▶ [What is required]:
I need the number of lines in the following entries that hold the word "this", and no other text.

▶ [Material shown]:
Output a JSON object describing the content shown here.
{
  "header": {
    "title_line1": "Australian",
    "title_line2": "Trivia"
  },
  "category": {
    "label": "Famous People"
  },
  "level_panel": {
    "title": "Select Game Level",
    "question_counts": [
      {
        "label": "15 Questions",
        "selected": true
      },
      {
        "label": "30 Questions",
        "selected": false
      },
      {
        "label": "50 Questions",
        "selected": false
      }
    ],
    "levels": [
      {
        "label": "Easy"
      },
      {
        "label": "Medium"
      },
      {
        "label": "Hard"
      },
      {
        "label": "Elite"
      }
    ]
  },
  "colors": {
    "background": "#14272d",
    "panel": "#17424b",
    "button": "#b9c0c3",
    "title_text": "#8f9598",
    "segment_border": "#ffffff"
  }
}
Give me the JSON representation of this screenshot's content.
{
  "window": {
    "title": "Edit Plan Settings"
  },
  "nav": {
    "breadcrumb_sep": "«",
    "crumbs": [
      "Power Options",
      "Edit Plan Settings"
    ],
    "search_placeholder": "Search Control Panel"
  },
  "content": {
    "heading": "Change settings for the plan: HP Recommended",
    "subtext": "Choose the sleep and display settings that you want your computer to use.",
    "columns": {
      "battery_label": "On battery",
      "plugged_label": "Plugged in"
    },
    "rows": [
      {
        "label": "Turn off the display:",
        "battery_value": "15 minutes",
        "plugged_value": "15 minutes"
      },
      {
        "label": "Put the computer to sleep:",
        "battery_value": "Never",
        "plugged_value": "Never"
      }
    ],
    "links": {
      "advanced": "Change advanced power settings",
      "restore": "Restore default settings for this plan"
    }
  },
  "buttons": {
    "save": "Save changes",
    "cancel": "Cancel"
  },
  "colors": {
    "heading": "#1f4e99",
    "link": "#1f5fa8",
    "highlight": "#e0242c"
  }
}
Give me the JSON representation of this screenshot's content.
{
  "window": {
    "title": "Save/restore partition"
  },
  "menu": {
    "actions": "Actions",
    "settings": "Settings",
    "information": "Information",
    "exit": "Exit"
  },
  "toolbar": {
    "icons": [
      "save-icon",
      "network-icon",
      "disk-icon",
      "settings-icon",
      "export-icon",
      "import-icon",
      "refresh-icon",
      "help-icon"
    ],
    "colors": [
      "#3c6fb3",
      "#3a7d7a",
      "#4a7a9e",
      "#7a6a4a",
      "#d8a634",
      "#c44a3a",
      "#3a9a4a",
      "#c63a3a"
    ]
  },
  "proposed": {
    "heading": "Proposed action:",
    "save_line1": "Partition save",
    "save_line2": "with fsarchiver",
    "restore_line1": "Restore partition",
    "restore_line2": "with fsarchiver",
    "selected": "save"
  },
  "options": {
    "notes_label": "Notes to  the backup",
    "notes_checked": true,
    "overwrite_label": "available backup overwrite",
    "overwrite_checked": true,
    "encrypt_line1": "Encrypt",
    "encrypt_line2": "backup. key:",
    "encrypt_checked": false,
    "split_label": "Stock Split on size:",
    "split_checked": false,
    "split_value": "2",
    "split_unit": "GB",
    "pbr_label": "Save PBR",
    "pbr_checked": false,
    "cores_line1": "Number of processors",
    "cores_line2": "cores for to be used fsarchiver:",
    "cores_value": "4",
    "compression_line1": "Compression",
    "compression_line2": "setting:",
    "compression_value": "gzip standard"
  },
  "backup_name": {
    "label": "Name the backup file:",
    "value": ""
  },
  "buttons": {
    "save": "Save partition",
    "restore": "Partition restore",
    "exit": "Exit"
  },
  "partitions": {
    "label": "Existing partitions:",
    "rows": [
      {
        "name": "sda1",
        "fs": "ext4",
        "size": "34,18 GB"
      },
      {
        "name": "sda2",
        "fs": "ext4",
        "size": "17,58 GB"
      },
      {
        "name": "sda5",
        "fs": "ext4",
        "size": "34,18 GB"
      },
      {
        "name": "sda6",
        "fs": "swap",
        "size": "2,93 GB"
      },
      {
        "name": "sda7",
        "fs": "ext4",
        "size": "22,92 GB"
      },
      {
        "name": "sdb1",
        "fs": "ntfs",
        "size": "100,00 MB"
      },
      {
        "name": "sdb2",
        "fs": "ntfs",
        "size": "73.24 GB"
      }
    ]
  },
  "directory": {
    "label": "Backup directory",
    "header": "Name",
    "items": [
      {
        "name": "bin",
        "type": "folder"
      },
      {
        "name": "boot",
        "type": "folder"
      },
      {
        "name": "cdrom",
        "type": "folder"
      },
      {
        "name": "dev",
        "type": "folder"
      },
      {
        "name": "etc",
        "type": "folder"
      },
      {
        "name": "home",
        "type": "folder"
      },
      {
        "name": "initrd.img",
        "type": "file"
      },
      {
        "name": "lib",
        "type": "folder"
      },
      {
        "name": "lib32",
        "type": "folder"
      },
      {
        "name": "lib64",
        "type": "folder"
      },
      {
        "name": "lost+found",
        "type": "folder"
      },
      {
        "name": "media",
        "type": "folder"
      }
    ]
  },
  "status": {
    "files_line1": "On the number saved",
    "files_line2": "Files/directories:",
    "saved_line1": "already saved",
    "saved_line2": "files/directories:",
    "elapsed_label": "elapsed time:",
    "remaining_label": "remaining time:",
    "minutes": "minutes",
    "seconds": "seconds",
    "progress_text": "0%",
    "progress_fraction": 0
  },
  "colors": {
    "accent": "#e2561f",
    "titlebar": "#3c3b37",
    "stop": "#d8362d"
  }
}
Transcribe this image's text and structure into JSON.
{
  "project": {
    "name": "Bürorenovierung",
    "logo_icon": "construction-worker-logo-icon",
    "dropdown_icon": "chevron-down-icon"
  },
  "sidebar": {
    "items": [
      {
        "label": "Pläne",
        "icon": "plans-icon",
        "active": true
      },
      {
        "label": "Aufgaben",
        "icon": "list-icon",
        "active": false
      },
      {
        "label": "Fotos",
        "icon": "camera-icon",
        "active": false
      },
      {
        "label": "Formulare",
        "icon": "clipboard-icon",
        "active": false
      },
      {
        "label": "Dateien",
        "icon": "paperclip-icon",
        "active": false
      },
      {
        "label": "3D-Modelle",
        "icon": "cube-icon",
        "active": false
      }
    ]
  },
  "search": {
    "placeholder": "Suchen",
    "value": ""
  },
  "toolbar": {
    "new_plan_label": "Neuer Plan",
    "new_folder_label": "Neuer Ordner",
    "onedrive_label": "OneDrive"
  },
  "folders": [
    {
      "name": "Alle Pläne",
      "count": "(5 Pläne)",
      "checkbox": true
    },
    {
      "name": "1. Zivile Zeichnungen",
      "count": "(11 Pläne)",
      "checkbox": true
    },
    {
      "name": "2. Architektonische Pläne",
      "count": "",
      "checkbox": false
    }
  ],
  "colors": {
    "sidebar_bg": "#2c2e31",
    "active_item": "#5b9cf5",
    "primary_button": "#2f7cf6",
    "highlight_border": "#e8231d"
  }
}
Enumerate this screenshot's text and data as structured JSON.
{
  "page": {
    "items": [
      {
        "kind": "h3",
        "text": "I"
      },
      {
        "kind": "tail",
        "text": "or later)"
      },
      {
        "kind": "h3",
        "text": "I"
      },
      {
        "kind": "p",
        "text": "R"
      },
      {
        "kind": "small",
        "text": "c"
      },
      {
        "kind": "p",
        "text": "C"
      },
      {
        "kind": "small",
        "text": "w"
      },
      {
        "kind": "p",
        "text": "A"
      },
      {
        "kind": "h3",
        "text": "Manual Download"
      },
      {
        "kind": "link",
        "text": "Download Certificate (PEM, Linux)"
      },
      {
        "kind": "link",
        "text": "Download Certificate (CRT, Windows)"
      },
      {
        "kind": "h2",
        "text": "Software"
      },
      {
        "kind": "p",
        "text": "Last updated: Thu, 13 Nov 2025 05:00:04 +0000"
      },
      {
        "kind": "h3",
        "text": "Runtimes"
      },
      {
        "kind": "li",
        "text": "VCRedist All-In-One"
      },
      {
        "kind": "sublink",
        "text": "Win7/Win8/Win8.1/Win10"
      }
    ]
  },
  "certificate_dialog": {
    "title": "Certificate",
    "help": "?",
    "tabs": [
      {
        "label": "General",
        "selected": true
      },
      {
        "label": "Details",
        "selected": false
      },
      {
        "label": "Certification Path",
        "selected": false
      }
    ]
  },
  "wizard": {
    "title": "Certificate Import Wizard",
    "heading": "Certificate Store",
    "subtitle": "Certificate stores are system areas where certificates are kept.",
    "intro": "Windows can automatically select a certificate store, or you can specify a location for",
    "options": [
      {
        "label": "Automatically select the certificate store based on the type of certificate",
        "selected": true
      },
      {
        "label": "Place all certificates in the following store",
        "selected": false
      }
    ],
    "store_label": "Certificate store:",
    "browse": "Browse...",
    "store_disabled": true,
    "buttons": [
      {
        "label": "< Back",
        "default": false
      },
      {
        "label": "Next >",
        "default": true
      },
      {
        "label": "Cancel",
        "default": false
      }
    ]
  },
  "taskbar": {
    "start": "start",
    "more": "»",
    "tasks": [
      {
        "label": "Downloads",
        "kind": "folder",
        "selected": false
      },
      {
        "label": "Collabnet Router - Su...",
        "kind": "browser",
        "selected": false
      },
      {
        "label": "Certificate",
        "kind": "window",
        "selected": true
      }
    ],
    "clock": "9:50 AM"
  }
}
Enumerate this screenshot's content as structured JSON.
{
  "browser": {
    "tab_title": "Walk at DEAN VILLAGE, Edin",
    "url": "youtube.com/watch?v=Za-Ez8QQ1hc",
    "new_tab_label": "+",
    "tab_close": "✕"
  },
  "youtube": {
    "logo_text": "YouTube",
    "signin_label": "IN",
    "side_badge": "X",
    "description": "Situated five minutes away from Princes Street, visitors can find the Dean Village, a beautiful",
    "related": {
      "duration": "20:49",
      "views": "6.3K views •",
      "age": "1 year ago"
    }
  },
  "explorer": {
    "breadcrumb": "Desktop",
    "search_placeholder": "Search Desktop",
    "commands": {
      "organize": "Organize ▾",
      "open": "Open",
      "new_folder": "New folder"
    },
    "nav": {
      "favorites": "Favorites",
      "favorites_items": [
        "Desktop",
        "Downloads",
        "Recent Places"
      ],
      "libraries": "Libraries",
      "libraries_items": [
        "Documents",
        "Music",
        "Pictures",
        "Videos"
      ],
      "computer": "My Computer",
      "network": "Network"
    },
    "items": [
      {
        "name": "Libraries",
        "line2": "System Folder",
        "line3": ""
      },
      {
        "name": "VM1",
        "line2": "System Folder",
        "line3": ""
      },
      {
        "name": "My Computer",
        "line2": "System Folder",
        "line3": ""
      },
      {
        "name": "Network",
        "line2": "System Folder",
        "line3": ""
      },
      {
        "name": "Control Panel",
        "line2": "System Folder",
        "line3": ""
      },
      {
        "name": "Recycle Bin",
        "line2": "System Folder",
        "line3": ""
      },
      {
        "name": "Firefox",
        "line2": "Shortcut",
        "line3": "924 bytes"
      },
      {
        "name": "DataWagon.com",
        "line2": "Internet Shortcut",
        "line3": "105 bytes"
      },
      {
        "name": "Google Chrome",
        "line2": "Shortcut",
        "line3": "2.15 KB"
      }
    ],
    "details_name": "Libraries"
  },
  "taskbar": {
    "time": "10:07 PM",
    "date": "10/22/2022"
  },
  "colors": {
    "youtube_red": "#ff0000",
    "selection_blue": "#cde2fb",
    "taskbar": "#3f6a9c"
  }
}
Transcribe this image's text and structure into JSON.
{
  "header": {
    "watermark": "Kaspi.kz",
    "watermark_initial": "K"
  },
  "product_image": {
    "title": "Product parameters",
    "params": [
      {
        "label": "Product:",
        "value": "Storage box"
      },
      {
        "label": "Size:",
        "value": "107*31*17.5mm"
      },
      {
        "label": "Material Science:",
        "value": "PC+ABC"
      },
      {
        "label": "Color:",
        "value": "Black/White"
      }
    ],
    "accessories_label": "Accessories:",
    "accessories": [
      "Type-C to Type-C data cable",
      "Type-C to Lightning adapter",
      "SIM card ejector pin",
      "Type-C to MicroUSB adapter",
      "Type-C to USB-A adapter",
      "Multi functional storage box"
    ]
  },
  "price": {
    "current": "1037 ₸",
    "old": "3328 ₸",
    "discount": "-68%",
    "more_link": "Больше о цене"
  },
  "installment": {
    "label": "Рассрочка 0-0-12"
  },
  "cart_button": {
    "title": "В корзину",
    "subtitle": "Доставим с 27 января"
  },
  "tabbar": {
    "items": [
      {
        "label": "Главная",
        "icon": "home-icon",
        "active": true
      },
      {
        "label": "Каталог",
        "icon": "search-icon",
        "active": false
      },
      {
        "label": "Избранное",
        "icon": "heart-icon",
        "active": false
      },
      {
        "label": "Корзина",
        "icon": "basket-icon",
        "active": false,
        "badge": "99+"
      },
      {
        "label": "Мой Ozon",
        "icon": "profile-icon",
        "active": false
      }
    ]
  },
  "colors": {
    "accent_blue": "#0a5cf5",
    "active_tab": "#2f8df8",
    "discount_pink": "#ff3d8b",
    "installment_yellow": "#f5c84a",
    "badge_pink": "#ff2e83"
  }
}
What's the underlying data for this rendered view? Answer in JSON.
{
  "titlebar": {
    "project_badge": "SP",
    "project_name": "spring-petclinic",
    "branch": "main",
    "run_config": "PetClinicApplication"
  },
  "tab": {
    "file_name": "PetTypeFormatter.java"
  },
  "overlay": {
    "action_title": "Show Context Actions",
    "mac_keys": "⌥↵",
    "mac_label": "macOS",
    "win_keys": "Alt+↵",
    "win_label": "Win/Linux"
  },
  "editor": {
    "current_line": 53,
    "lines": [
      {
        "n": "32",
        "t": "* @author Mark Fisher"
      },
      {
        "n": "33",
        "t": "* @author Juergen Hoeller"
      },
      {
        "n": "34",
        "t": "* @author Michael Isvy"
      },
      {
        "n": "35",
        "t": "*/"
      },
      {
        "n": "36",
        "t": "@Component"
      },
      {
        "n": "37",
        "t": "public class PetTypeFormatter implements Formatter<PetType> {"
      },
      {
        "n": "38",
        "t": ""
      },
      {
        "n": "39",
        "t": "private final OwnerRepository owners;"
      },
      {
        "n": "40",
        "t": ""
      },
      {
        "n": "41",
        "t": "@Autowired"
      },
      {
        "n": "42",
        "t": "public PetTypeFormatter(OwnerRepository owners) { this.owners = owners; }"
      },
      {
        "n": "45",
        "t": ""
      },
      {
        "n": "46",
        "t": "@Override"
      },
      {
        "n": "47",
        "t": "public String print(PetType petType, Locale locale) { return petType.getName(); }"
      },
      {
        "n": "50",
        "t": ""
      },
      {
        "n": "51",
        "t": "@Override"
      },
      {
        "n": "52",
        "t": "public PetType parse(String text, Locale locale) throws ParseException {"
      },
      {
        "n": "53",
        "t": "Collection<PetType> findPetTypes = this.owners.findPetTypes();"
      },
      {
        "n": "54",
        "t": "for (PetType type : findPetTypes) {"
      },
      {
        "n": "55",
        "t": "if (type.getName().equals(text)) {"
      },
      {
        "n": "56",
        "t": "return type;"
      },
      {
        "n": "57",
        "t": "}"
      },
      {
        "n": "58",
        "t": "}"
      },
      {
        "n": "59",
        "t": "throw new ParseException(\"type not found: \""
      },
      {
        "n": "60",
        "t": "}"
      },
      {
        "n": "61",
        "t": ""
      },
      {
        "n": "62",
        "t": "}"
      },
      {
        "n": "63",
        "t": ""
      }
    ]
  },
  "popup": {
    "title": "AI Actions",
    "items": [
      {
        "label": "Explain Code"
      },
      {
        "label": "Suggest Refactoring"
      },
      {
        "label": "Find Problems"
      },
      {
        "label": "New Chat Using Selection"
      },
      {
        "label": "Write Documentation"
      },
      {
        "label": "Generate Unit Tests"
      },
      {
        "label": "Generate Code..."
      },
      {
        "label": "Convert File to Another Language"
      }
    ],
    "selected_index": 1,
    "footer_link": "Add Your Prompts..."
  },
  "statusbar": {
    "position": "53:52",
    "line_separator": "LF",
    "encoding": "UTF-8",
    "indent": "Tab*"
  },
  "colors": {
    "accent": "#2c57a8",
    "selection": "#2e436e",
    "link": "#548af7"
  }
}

▶ [Response area]:
10